Author(s): Feghali JG, Kaufman PL. Decreased intraocular pressure in the hypertensive human eye with betaxolol, a beta 1-adrenergic antagonist. Am J Ophthalmol. 1985 Dec 15;100(6):777-82. PMID 2866715
Journal: American Journal Of Ophthalmology, Volume 100, Issue 6, Dec 1985
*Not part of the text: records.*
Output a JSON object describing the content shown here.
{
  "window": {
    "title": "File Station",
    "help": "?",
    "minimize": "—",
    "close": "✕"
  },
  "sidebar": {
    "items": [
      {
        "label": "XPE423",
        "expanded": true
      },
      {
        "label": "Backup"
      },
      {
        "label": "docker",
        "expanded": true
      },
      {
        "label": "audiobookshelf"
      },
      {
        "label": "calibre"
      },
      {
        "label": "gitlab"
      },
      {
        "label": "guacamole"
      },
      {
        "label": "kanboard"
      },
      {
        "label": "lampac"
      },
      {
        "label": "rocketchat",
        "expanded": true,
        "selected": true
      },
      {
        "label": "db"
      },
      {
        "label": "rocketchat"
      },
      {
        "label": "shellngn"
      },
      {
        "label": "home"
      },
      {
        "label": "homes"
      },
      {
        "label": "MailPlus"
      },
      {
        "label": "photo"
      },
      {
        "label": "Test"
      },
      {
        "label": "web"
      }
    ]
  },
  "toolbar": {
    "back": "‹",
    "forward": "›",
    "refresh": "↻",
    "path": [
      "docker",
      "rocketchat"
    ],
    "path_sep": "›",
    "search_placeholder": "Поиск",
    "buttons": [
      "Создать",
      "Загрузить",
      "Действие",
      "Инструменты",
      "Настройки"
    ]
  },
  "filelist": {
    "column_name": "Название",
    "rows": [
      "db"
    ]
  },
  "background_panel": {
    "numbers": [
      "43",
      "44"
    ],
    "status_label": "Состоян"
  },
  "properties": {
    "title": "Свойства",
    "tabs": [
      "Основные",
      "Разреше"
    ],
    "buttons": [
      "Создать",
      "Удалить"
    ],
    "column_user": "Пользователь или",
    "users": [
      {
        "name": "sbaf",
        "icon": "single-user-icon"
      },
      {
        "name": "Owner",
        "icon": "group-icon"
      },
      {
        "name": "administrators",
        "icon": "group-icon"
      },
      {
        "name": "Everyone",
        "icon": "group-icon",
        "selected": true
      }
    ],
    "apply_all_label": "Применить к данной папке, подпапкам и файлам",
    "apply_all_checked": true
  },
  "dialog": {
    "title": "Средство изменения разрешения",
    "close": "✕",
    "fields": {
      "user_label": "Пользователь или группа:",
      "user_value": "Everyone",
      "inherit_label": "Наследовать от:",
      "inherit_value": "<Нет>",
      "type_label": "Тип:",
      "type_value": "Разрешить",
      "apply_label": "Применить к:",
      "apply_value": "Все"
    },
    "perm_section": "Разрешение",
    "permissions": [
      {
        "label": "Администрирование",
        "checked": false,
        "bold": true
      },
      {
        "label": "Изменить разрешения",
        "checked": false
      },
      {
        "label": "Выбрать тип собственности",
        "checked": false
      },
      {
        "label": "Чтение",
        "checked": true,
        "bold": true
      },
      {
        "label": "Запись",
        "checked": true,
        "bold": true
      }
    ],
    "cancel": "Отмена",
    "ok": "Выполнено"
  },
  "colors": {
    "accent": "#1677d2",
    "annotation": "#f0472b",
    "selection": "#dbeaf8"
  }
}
In a double-masked randomized prospective study, 19 adult white subjects with primary open-angle glaucoma or ocular hypertension were treated twice daily with drops of 0.25% betaxolol (a relatively selective beta 1-adenoceptor antagonist) or placebo for six weeks. The nine betaxolol-treated subjects demonstrated a statistically significant average decrease in intraocular pressure of 3.8 +/- 5 mm Hg, evident after one week and persisting throughout the entire six-week treatment period. The ten placebo-treated subjects exhibited a statistically nonsignificant increase in intraocular pressure of 0.4 +/- 2.4 mm Hg. Mean systemic arterial blood pressure, pulse rate, corneal sensitivity, pupil diameter, and basal tear secretion remained unchanged in both groups. Transient stinging upon instillation of the eyedrops was the only side effect in the betaxolol-treated subjects but in no case did it necessitate cessation of therapy.